[EXTRACTED INFORMATION]
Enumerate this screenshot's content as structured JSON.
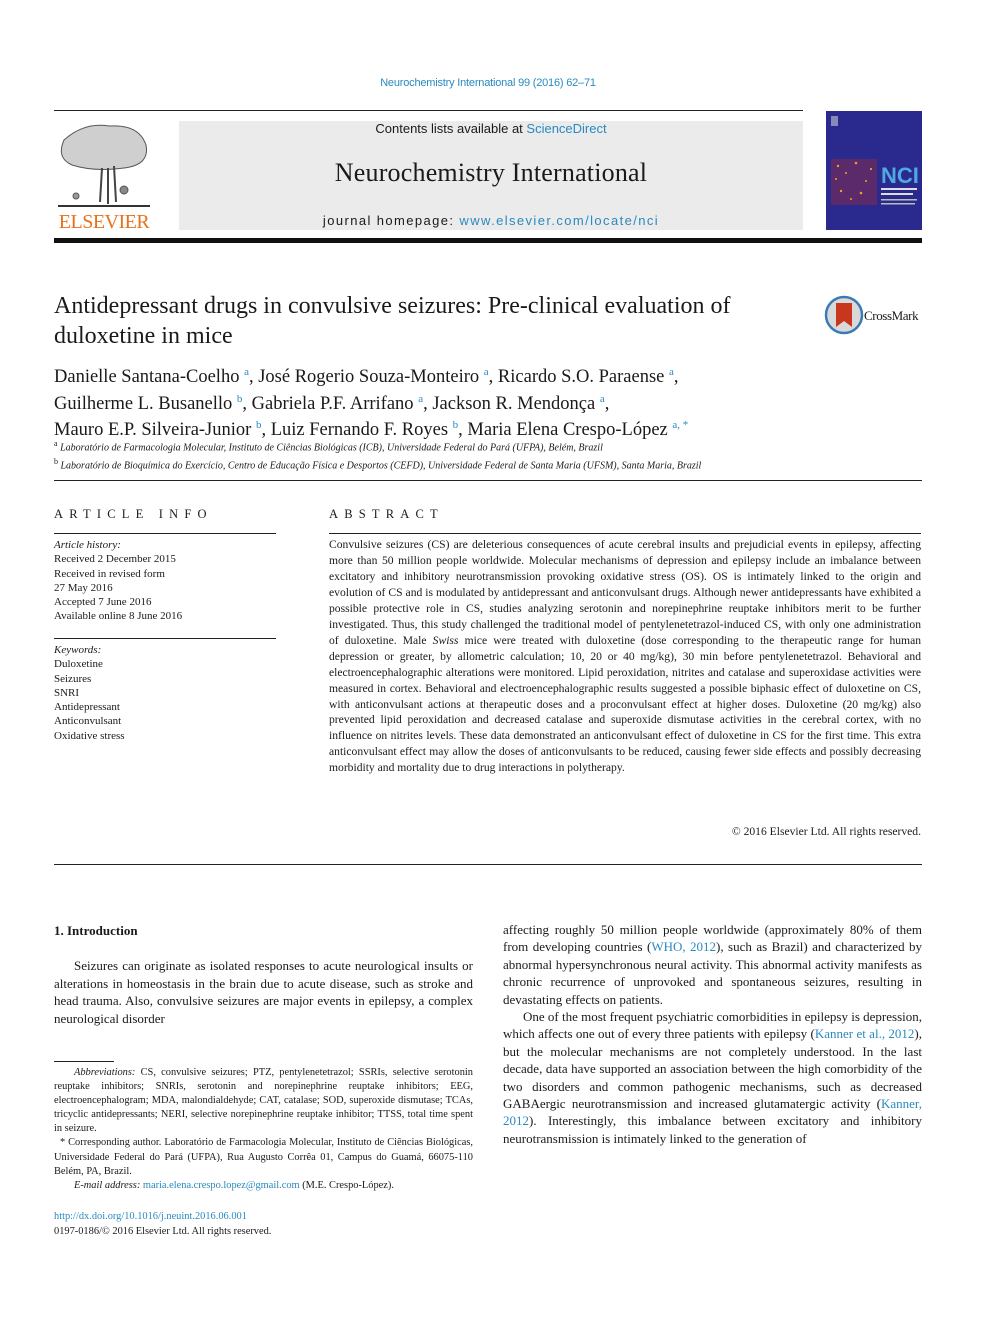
{
  "header": {
    "citation": "Neurochemistry International 99 (2016) 62–71",
    "contents_prefix": "Contents lists available at ",
    "contents_link": "ScienceDirect",
    "journal_name": "Neurochemistry International",
    "homepage_prefix": "journal homepage: ",
    "homepage_link": "www.elsevier.com/locate/nci",
    "publisher_logo_text": "ELSEVIER",
    "cover_label": "NCI",
    "crossmark_label": "CrossMark",
    "colors": {
      "link": "#2a8ac0",
      "elsevier_orange": "#e9711c",
      "cover_blue": "#2a2a8e",
      "banner_gray": "#ebebeb"
    }
  },
  "article": {
    "title": "Antidepressant drugs in convulsive seizures: Pre-clinical evaluation of duloxetine in mice",
    "authors": [
      {
        "name": "Danielle Santana-Coelho",
        "aff": "a"
      },
      {
        "name": "José Rogerio Souza-Monteiro",
        "aff": "a"
      },
      {
        "name": "Ricardo S.O. Paraense",
        "aff": "a"
      },
      {
        "name": "Guilherme L. Busanello",
        "aff": "b"
      },
      {
        "name": "Gabriela P.F. Arrifano",
        "aff": "a"
      },
      {
        "name": "Jackson R. Mendonça",
        "aff": "a"
      },
      {
        "name": "Mauro E.P. Silveira-Junior",
        "aff": "b"
      },
      {
        "name": "Luiz Fernando F. Royes",
        "aff": "b"
      },
      {
        "name": "Maria Elena Crespo-López",
        "aff": "a, *"
      }
    ],
    "affiliations": [
      {
        "mark": "a",
        "text": "Laboratório de Farmacologia Molecular, Instituto de Ciências Biológicas (ICB), Universidade Federal do Pará (UFPA), Belém, Brazil"
      },
      {
        "mark": "b",
        "text": "Laboratório de Bioquímica do Exercício, Centro de Educação Física e Desportos (CEFD), Universidade Federal de Santa Maria (UFSM), Santa Maria, Brazil"
      }
    ]
  },
  "article_info": {
    "heading": "ARTICLE INFO",
    "history_label": "Article history:",
    "history": [
      "Received 2 December 2015",
      "Received in revised form",
      "27 May 2016",
      "Accepted 7 June 2016",
      "Available online 8 June 2016"
    ],
    "keywords_label": "Keywords:",
    "keywords": [
      "Duloxetine",
      "Seizures",
      "SNRI",
      "Antidepressant",
      "Anticonvulsant",
      "Oxidative stress"
    ]
  },
  "abstract": {
    "heading": "ABSTRACT",
    "text_a": "Convulsive seizures (CS) are deleterious consequences of acute cerebral insults and prejudicial events in epilepsy, affecting more than 50 million people worldwide. Molecular mechanisms of depression and epilepsy include an imbalance between excitatory and inhibitory neurotransmission provoking oxidative stress (OS). OS is intimately linked to the origin and evolution of CS and is modulated by antidepressant and anticonvulsant drugs. Although newer antidepressants have exhibited a possible protective role in CS, studies analyzing serotonin and norepinephrine reuptake inhibitors merit to be further investigated. Thus, this study challenged the traditional model of pentylenetetrazol-induced CS, with only one administration of duloxetine. Male ",
    "text_italic": "Swiss",
    "text_b": " mice were treated with duloxetine (dose corresponding to the therapeutic range for human depression or greater, by allometric calculation; 10, 20 or 40 mg/kg), 30 min before pentylenetetrazol. Behavioral and electroencephalographic alterations were monitored. Lipid peroxidation, nitrites and catalase and superoxidase activities were measured in cortex. Behavioral and electroencephalographic results suggested a possible biphasic effect of duloxetine on CS, with anticon­vulsant actions at therapeutic doses and a proconvulsant effect at higher doses. Duloxetine (20 mg/kg) also prevented lipid peroxidation and decreased catalase and superoxide dismutase activities in the cerebral cortex, with no influence on nitrites levels. These data demonstrated an anticonvulsant effect of duloxetine in CS for the first time. This extra anticonvulsant effect may allow the doses of anticonvulsants to be reduced, causing fewer side effects and possibly decreasing morbidity and mortality due to drug interactions in polytherapy.",
    "copyright": "© 2016 Elsevier Ltd. All rights reserved."
  },
  "body": {
    "section_heading": "1.  Introduction",
    "intro_p1": "Seizures can originate as isolated responses to acute neurolog­ical insults or alterations in homeostasis in the brain due to acute disease, such as stroke and head trauma. Also, convulsive seizures are major events in epilepsy, a complex neurological disorder",
    "col2_p1_a": "affecting roughly 50 million people worldwide (approximately 80% of them from developing countries (",
    "col2_p1_ref": "WHO, 2012",
    "col2_p1_b": "), such as Brazil) and characterized by abnormal hypersynchronous neural activity. This abnormal activity manifests as chronic recurrence of unpro­voked and spontaneous seizures, resulting in devastating effects on patients.",
    "col2_p2_a": "One of the most frequent psychiatric comorbidities in epilepsy is depression, which affects one out of every three patients with ep­ilepsy (",
    "col2_p2_ref1": "Kanner et al., 2012",
    "col2_p2_b": "), but the molecular mechanisms are not completely understood. In the last decade, data have supported an association between the high comorbidity of the two disorders and common pathogenic mechanisms, such as decreased GABAergic neurotransmission and increased glutamatergic activity (",
    "col2_p2_ref2": "Kanner, 2012",
    "col2_p2_c": "). Interestingly, this imbalance between excitatory and inhib­itory neurotransmission is intimately linked to the generation of"
  },
  "footnotes": {
    "abbrev_label": "Abbreviations:",
    "abbrev_text": " CS, convulsive seizures; PTZ, pentylenetetrazol; SSRIs, selective serotonin reuptake inhibitors; SNRIs, serotonin and norepinephrine reuptake in­hibitors; EEG, electroencephalogram; MDA, malondialdehyde; CAT, catalase; SOD, superoxide dismutase; TCAs, tricyclic antidepressants; NERI, selective norepi­nephrine reuptake inhibitor; TTSS, total time spent in seizure.",
    "corresponding": "* Corresponding author. Laboratório de Farmacologia Molecular, Instituto de Ciências Biológicas, Universidade Federal do Pará (UFPA), Rua Augusto Corrêa 01, Campus do Guamá, 66075-110 Belém, PA, Brazil.",
    "email_label": "E-mail address:",
    "email": "maria.elena.crespo.lopez@gmail.com",
    "email_suffix": " (M.E. Crespo-López).",
    "doi": "http://dx.doi.org/10.1016/j.neuint.2016.06.001",
    "issn": "0197-0186/© 2016 Elsevier Ltd. All rights reserved."
  }
}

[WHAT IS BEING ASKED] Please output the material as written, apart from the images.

[SOLUTION TO THIS EXERCISE]
Enumerate this screenshot's content as structured JSON.
{
  "header": {
    "citation": "Neurochemistry International 99 (2016) 62–71",
    "contents_prefix": "Contents lists available at ",
    "contents_link": "ScienceDirect",
    "journal_name": "Neurochemistry International",
    "homepage_prefix": "journal homepage: ",
    "homepage_link": "www.elsevier.com/locate/nci",
    "publisher_logo_text": "ELSEVIER",
    "cover_label": "NCI",
    "crossmark_label": "CrossMark",
    "colors": {
      "link": "#2a8ac0",
      "elsevier_orange": "#e9711c",
      "cover_blue": "#2a2a8e",
      "banner_gray": "#ebebeb"
    }
  },
  "article": {
    "title": "Antidepressant drugs in convulsive seizures: Pre-clinical evaluation of duloxetine in mice",
    "authors": [
      {
        "name": "Danielle Santana-Coelho",
        "aff": "a"
      },
      {
        "name": "José Rogerio Souza-Monteiro",
        "aff": "a"
      },
      {
        "name": "Ricardo S.O. Paraense",
        "aff": "a"
      },
      {
        "name": "Guilherme L. Busanello",
        "aff": "b"
      },
      {
        "name": "Gabriela P.F. Arrifano",
        "aff": "a"
      },
      {
        "name": "Jackson R. Mendonça",
        "aff": "a"
      },
      {
        "name": "Mauro E.P. Silveira-Junior",
        "aff": "b"
      },
      {
        "name": "Luiz Fernando F. Royes",
        "aff": "b"
      },
      {
        "name": "Maria Elena Crespo-López",
        "aff": "a, *"
      }
    ],
    "affiliations": [
      {
        "mark": "a",
        "text": "Laboratório de Farmacologia Molecular, Instituto de Ciências Biológicas (ICB), Universidade Federal do Pará (UFPA), Belém, Brazil"
      },
      {
        "mark": "b",
        "text": "Laboratório de Bioquímica do Exercício, Centro de Educação Física e Desportos (CEFD), Universidade Federal de Santa Maria (UFSM), Santa Maria, Brazil"
      }
    ]
  },
  "article_info": {
    "heading": "ARTICLE INFO",
    "history_label": "Article history:",
    "history": [
      "Received 2 December 2015",
      "Received in revised form",
      "27 May 2016",
      "Accepted 7 June 2016",
      "Available online 8 June 2016"
    ],
    "keywords_label": "Keywords:",
    "keywords": [
      "Duloxetine",
      "Seizures",
      "SNRI",
      "Antidepressant",
      "Anticonvulsant",
      "Oxidative stress"
    ]
  },
  "abstract": {
    "heading": "ABSTRACT",
    "text_a": "Convulsive seizures (CS) are deleterious consequences of acute cerebral insults and prejudicial events in epilepsy, affecting more than 50 million people worldwide. Molecular mechanisms of depression and epilepsy include an imbalance between excitatory and inhibitory neurotransmission provoking oxidative stress (OS). OS is intimately linked to the origin and evolution of CS and is modulated by antidepressant and anticonvulsant drugs. Although newer antidepressants have exhibited a possible protective role in CS, studies analyzing serotonin and norepinephrine reuptake inhibitors merit to be further investigated. Thus, this study challenged the traditional model of pentylenetetrazol-induced CS, with only one administration of duloxetine. Male ",
    "text_italic": "Swiss",
    "text_b": " mice were treated with duloxetine (dose corresponding to the therapeutic range for human depression or greater, by allometric calculation; 10, 20 or 40 mg/kg), 30 min before pentylenetetrazol. Behavioral and electroencephalographic alterations were monitored. Lipid peroxidation, nitrites and catalase and superoxidase activities were measured in cortex. Behavioral and electroencephalographic results suggested a possible biphasic effect of duloxetine on CS, with anticon­vulsant actions at therapeutic doses and a proconvulsant effect at higher doses. Duloxetine (20 mg/kg) also prevented lipid peroxidation and decreased catalase and superoxide dismutase activities in the cerebral cortex, with no influence on nitrites levels. These data demonstrated an anticonvulsant effect of duloxetine in CS for the first time. This extra anticonvulsant effect may allow the doses of anticonvulsants to be reduced, causing fewer side effects and possibly decreasing morbidity and mortality due to drug interactions in polytherapy.",
    "copyright": "© 2016 Elsevier Ltd. All rights reserved."
  },
  "body": {
    "section_heading": "1.  Introduction",
    "intro_p1": "Seizures can originate as isolated responses to acute neurolog­ical insults or alterations in homeostasis in the brain due to acute disease, such as stroke and head trauma. Also, convulsive seizures are major events in epilepsy, a complex neurological disorder",
    "col2_p1_a": "affecting roughly 50 million people worldwide (approximately 80% of them from developing countries (",
    "col2_p1_ref": "WHO, 2012",
    "col2_p1_b": "), such as Brazil) and characterized by abnormal hypersynchronous neural activity. This abnormal activity manifests as chronic recurrence of unpro­voked and spontaneous seizures, resulting in devastating effects on patients.",
    "col2_p2_a": "One of the most frequent psychiatric comorbidities in epilepsy is depression, which affects one out of every three patients with ep­ilepsy (",
    "col2_p2_ref1": "Kanner et al., 2012",
    "col2_p2_b": "), but the molecular mechanisms are not completely understood. In the last decade, data have supported an association between the high comorbidity of the two disorders and common pathogenic mechanisms, such as decreased GABAergic neurotransmission and increased glutamatergic activity (",
    "col2_p2_ref2": "Kanner, 2012",
    "col2_p2_c": "). Interestingly, this imbalance between excitatory and inhib­itory neurotransmission is intimately linked to the generation of"
  },
  "footnotes": {
    "abbrev_label": "Abbreviations:",
    "abbrev_text": " CS, convulsive seizures; PTZ, pentylenetetrazol; SSRIs, selective serotonin reuptake inhibitors; SNRIs, serotonin and norepinephrine reuptake in­hibitors; EEG, electroencephalogram; MDA, malondialdehyde; CAT, catalase; SOD, superoxide dismutase; TCAs, tricyclic antidepressants; NERI, selective norepi­nephrine reuptake inhibitor; TTSS, total time spent in seizure.",
    "corresponding": "* Corresponding author. Laboratório de Farmacologia Molecular, Instituto de Ciências Biológicas, Universidade Federal do Pará (UFPA), Rua Augusto Corrêa 01, Campus do Guamá, 66075-110 Belém, PA, Brazil.",
    "email_label": "E-mail address:",
    "email": "maria.elena.crespo.lopez@gmail.com",
    "email_suffix": " (M.E. Crespo-López).",
    "doi": "http://dx.doi.org/10.1016/j.neuint.2016.06.001",
    "issn": "0197-0186/© 2016 Elsevier Ltd. All rights reserved."
  }
}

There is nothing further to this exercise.